Community Sanctions and Restorative Justice
The Children Court
There is a special Court for children who are in trouble with the law and who are being charged with a crime. The Children Court is where a Judge listens to both sides about what happened and decides what happens next.
The Children’s Courts are held in the courtrooms where ordinary sittings of the District Court are held, except in Dublin which has a dedicated Children Court. The sittings are held at different times to those for adults who have to come to the District Court.
The Children Court gives special attention to helping children understand what it going on. If the parents or guardian cannot afford to pay a solicitor, the Court can offer legal aid for the child.
If you require more information regarding the Courts please visit their website here.
Young Persons Probation
Young Persons Probation (YPP) is a division of the Probation Service working with young people under 18 years of age who come before the Courts. It works to:
• Help young offenders avoid re-offending.
• Provide integral social work services to the Children Court and Children Detention Schools.
• Convene Family Conferences with young offenders, their families and victims on behalf of the Courts.
YPP also has responsibility for implementing the community sanctions now available to the Courts. For more information on Community Sanctions, please see the Community Programmes section of the website.
For further information on YPP, please see the Probation Service website at www.probation.ie.
If a child has been to Court and convicted of a crime, then he/she may receive a sanction which allows him/her to stay in school and in their community. This is called a community sanction and can be used instead of detention.
Community sanctions have to address the consequences of the actions of the child and, in some cases, they can be used to help strengthen relationships in the family. The sanctions include a range of measures, such as community service, intensive supervision, mentoring and restorative justice.
If a community sanction is being used, the child will be told why it is being used and what he/she has to do. The parents, or guardians, are expected to support and encourage the child to complete the sanction and to stay out of trouble in the future.
There are 10 community sanctions available to the Courts, namely:
- Community Service Order: A child of 16 or 17 years of age agrees to complete unpaid work for a set total number of hours.
- Day Centre Order: A child is to go to a centre at set times and, as part of the order, to take part in a programme of activities.
- Probation Order: This places a child under the supervision of the Probation Service for a period during which time the child must meet certain conditions which are set by the Court.
- Training or Activities Order: A child has to take part in and complete a programme of training or similar activity. The programme should help the child learn positive social values.
- Intensive Supervision Order: A child is placed under the supervision of a named probation officer and has to attend a programme of education, training or treatment as part of their time under supervision.
- Residential Supervision Order: This is where a child is to live in a suitable hostel. The hostel is to be close to where they normally live, attend school or go to work.
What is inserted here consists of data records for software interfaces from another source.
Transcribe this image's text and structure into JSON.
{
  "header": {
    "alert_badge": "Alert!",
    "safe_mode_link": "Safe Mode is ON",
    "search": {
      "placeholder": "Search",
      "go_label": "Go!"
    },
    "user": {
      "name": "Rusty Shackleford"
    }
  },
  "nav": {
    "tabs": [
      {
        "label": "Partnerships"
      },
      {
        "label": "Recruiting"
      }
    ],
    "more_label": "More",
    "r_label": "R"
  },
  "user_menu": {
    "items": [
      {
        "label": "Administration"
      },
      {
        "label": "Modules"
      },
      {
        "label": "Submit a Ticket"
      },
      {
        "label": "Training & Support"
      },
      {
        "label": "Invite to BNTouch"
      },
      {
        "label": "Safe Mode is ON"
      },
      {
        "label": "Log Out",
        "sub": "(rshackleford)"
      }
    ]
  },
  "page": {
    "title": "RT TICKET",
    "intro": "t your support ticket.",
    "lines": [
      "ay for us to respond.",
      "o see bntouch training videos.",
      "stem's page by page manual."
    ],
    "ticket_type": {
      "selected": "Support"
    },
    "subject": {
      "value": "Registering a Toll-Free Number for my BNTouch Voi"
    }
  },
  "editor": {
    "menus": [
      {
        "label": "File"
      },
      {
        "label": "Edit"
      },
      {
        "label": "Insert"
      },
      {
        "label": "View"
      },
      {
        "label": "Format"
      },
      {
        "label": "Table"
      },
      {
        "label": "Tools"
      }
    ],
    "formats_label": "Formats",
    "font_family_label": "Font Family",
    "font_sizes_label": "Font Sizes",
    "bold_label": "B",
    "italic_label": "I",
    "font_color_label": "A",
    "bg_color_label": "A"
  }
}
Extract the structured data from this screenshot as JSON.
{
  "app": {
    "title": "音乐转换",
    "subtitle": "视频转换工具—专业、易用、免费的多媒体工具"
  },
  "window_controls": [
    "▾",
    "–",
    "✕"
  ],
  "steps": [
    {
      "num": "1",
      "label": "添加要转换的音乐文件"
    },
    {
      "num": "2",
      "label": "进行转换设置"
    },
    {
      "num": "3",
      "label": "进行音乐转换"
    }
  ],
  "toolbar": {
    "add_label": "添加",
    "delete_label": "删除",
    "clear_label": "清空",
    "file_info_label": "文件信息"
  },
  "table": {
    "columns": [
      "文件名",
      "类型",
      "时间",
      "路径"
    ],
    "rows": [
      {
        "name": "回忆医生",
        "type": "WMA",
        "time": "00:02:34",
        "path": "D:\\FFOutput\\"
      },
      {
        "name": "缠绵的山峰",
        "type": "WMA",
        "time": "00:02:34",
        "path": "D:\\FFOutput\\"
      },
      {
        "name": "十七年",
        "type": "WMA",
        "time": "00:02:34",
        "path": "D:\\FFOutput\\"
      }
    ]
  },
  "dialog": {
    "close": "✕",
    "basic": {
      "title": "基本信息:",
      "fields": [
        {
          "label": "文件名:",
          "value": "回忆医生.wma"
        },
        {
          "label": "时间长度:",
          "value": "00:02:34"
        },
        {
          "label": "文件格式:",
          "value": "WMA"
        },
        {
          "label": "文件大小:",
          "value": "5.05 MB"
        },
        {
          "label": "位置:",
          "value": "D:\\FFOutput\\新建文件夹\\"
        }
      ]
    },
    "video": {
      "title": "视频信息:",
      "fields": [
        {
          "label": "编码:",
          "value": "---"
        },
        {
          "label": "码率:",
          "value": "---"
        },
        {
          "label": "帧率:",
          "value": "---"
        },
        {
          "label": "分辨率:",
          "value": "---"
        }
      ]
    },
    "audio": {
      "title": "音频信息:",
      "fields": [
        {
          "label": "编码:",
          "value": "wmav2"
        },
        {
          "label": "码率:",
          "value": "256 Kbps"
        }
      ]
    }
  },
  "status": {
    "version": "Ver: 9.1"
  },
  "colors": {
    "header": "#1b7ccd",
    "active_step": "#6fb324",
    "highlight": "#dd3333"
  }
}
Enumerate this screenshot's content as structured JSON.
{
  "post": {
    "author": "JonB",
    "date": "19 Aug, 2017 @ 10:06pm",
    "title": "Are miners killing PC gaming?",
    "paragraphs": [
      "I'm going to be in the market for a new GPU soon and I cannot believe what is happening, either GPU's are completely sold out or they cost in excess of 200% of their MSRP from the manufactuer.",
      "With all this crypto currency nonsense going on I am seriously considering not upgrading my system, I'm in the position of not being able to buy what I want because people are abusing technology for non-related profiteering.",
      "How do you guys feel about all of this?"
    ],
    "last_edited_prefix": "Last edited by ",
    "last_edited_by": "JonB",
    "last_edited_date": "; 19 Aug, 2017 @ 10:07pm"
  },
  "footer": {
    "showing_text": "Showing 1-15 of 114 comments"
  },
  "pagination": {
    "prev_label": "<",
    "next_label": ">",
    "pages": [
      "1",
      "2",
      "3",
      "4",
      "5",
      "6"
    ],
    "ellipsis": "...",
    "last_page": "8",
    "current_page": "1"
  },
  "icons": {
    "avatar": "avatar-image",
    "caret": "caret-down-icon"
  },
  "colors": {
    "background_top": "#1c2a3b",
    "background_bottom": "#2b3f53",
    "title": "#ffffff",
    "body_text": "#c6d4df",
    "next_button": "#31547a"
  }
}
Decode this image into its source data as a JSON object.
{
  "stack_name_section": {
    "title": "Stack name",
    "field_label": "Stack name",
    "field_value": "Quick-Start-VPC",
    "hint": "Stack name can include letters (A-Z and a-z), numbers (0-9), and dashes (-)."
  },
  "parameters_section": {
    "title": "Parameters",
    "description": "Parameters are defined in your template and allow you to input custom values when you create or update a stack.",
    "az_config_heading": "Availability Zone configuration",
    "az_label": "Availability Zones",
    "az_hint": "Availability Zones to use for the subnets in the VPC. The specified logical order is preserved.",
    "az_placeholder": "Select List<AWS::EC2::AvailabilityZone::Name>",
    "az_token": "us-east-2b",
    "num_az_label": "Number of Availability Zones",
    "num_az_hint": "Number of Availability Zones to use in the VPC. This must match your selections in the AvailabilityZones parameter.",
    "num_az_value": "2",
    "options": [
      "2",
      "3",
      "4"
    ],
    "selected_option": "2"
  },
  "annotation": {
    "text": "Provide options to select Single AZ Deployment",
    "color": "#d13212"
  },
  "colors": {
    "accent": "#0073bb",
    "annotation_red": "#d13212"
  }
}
- A Suitable Person (care and supervision) Order: With the agreement of the child’s parents or guardian, the child is placed in the care of a suitable adult.
- A Mentor (family support) Order: A person is assigned to help, advise and support the child and his/her family in trying to stop the child from committing further offences.
- A Restriction of Movement Order: This requires a child to stay away from certain places and to be at a specific address between 7pm and 6am each day.
- A Dual Order: This combines a Restriction of Movement Order with either supervision by a probation officer or attendance at a day centre.
Restorative Justice Programmes
A way for a child to address the consequences of his/her actions is to apologise to the victim. In this process, the victim can often speak directly to the child about the hurt and harm that they have caused. In some cases, there is an agreement on a way that the child can compensate the victim or do something positive for the community. This could include an apology to the victim, financial or other reparations to the victim or an initiative with the child’s family and community that might help to prevent re-offending.
Restorative justice was introduced for the first time in the Children Act 2001. There are two restorative justice initiatives provided for in the Act:
- A restorative conference or restorative caution included in the Garda Juvenile Diversion Programme
- A Court-ordered restorative justice conference delivered through the Probation Service.